A study conducted by the UCLA School of Public Health indicates that women with higher levels of perfluorinated chemicals (PFCs) in their blood took longer to become pregnant than those with lower levels.
The study defined infertility as taking longer than 12 months to become pregnant or requiring medical treatment to achieve pregnancy. Women who carried a relatively high level of PFC compounds in their blood were correspondingly more likely to experience infertility- anywhere from 60% to 154% more likely. These women with higher levels of exposure also tended to report irregular menstrual cycles, suggesting that PFC exposure may have an effect on reproductive homones.
PFCs are man-made chemicals used as stain-and grease-proof coatings on fabrics, food packaging, carpets, and cookware. They also appear in some water supplies and in personal care products such as dental floss and shampoo.
PFCs are everywhere and they never go away. Extremely stable compounds, PFCs never break down, causing them to accumulate in the environment and in our bodies. They have been linked to cancers, birth defects, and low birth weights. Tranferrable from mother to child via the placenta, PFCs also contribute to the chemical burden of newborns; brand new babies carry PFC compounds in their umbilical cord blood.
Is it even possible to avoid PFCs? There are some ways to limit your exposure.
The Environmental Working Group (EWG) recommends the following measures to limit PFC exposure:
- stop using Teflon-coated and other non-stick pans

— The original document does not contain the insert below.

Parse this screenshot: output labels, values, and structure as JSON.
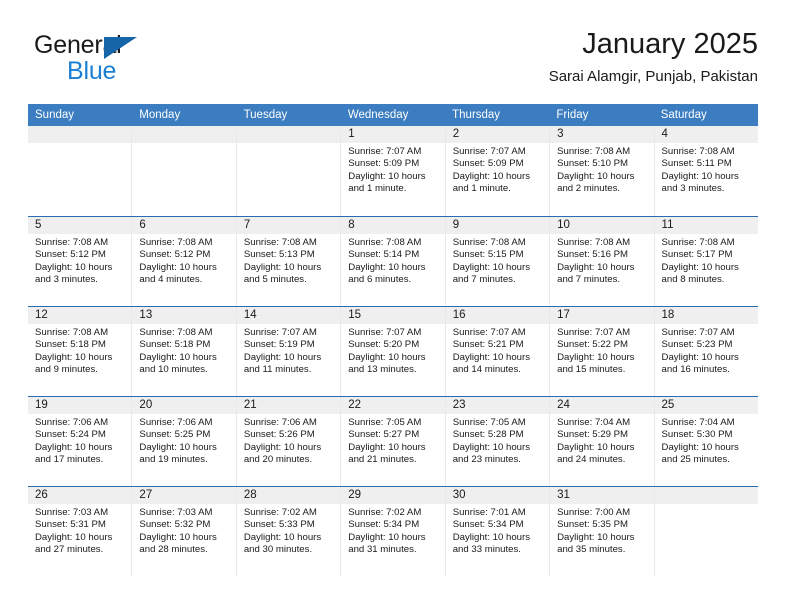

- refuse the option of stainguard coatings on furniture and carpeting
- do not purchase “stain-resistant” or “stain-free” clothing
- avoid pre-packaged foods, especially greasy fast foods and microwave popcorn.
If you are striving to beome pregnant or to have an eco-pregnancy you should do all you can to avoid PFCs. But I think we should all work to limit our exposure, and put pressure on chemical companies to limit production of perfluorinated chemicals.
PFCs are a chemical burden that we carry all our lives- a burden that we pass, unwillingly, onto our children. I think someone should shoulder the responsibility for alleviating that burden.
Photo Credit: hugrakka under Creative Commons